Eduardo Quive, poet, journalist and literary activist, is shaking up the Mozambican literary scene. For too long, he says, the country’s writers have been isolated: “No one will publish an unknown writer,” he says. “It’s almost impossible to see a book published as a [first] project.” At 27 years old, Quive is president of Mozambique’s leading literary movement, Kuphaluxa, founder of the Literatas book festival – and editor-in-chief of the Literatas review. He has also published his own collection of poetry at home and abroad.
The Kuphaluxa movement was founded in 2009 by what at the time was “merely a group of readers who wanted to learn more about books”. Kuphaluxa means ‘to divulge’ in the local language Changana (xichangana) and it has launched the careers of more than two dozen local writers, including Mbate Pedro, Japone Arijuane, Nelson Lineu and Mélio Tinga.
The movement – most Mozambican writers of each generation have been part of one – is blossoming, yet challenges remain. “We don’t have the domestic conditions, as a nation, to truly integrate ourselves into the Portuguese-speaking world, let alone the African context,” says Quive. “Our works are not translated into the major languages of African countries, such as Swahili, French or English. The few translated authors are mainly published in Europe, so everything remains there, it doesn’t return to the continent.”

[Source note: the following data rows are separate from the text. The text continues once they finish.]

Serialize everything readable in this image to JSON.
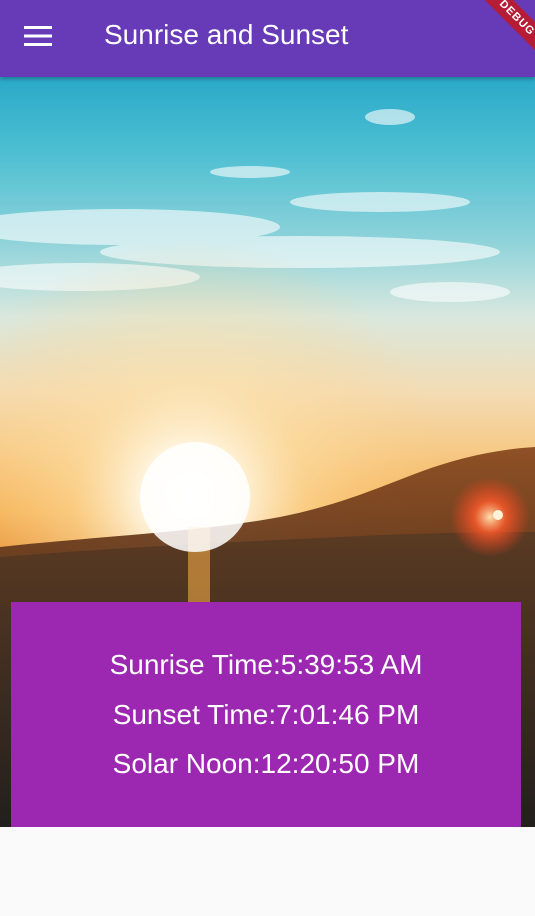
{
  "app_bar": {
    "title": "Sunrise and Sunset",
    "menu_icon": "menu-icon",
    "color": "#673ab7"
  },
  "debug_banner": {
    "label": "DEBUG",
    "color": "#b71c36"
  },
  "scene_image": {
    "subject": "sunrise over hills"
  },
  "info_card": {
    "color": "#9c27b0",
    "sunrise": "Sunrise Time:5:39:53 AM",
    "sunset": "Sunset Time:7:01:46 PM",
    "solar_noon": "Solar Noon:12:20:50 PM"
  }
}
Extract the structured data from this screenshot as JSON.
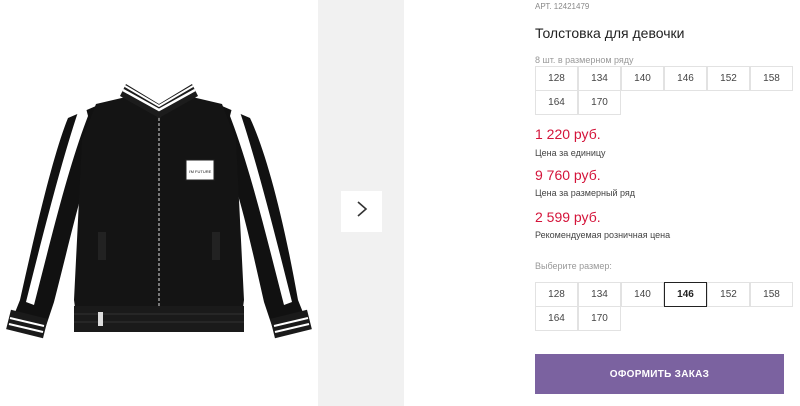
{
  "product": {
    "article": "АРТ. 12421479",
    "title": "Толстовка для девочки",
    "jacket_patch": "I'M FUTURE"
  },
  "row_note": {
    "main": "8 шт. в размерном ряду",
    "partial": ""
  },
  "size_row": [
    "128",
    "134",
    "140",
    "146",
    "152",
    "158",
    "164",
    "170"
  ],
  "prices": {
    "unit_price": "1 220 руб.",
    "unit_label": "Цена за единицу",
    "row_price": "9 760 руб.",
    "row_label": "Цена за размерный ряд",
    "retail_price": "2 599 руб.",
    "retail_label": "Рекомендуемая розничная цена"
  },
  "size_select": {
    "label": "Выберите размер:",
    "options": [
      "128",
      "134",
      "140",
      "146",
      "152",
      "158",
      "164",
      "170"
    ],
    "selected": "146"
  },
  "order_button": "ОФОРМИТЬ ЗАКАЗ",
  "colors": {
    "price": "#d4143a",
    "button": "#7b62a0",
    "thumb_bg": "#f1f1f1"
  },
  "icons": {
    "next": "chevron-right-icon"
  }
}
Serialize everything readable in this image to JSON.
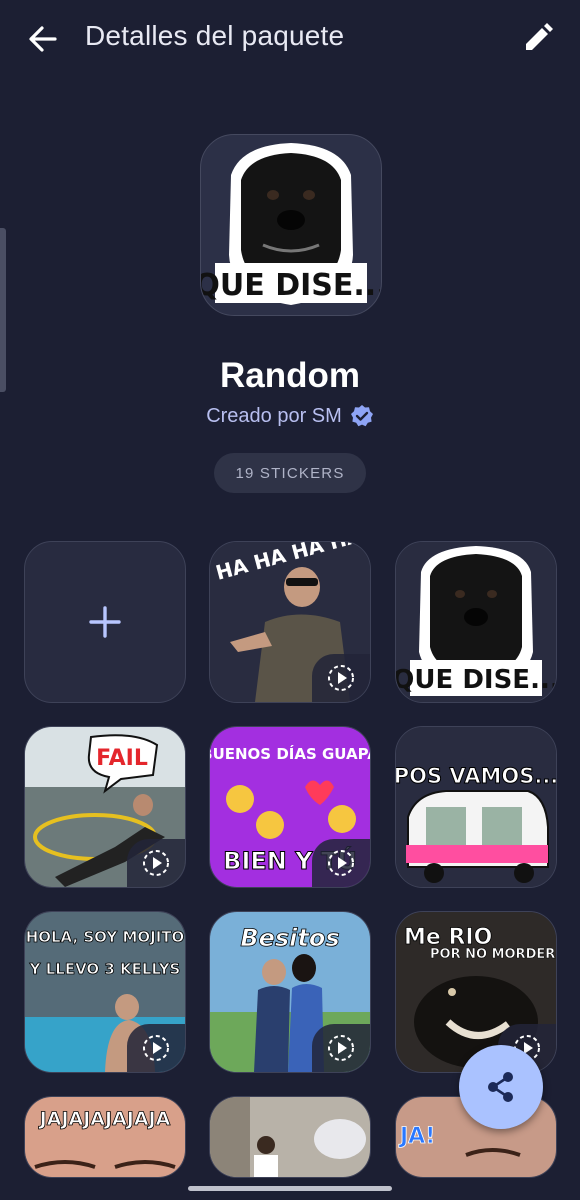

Kuphaluxa’s goal is to “impart Mozambican literature and its creators,” Quive tells The Africa Report. The members have organised book fairs in barrios in and around Maputo since 2011, the same year the movement began publishing Literatas.
In 2015 Quive was elected president of Kuphaluxa, and in October of the same year launched the Literatas festival, of which he is director. “It’s a celebration of reading and writing books,” says Quive of the festival, which has now held three editions and hosted 150 local and international guests, including artists from Zimbabwe, Angola, Brazil, Portugal and Italy. The programme includes “Q&As on literature, music and the arts, as well as workshops, readings, film screenings, theatre shows, live music and dance, a gastronomy fair, and more,” he says.
The last free edition of Literatas was published in early February 2018. A website will soon offer some content for free, while the magazine will be behind a paywall. “The website will be a reference within the national cultural journalism sector,” says Quive. “It will make quality content which addresses the key cultural issues of the country, accessible to everyone, everywhere, at all times.” ‑ The African Report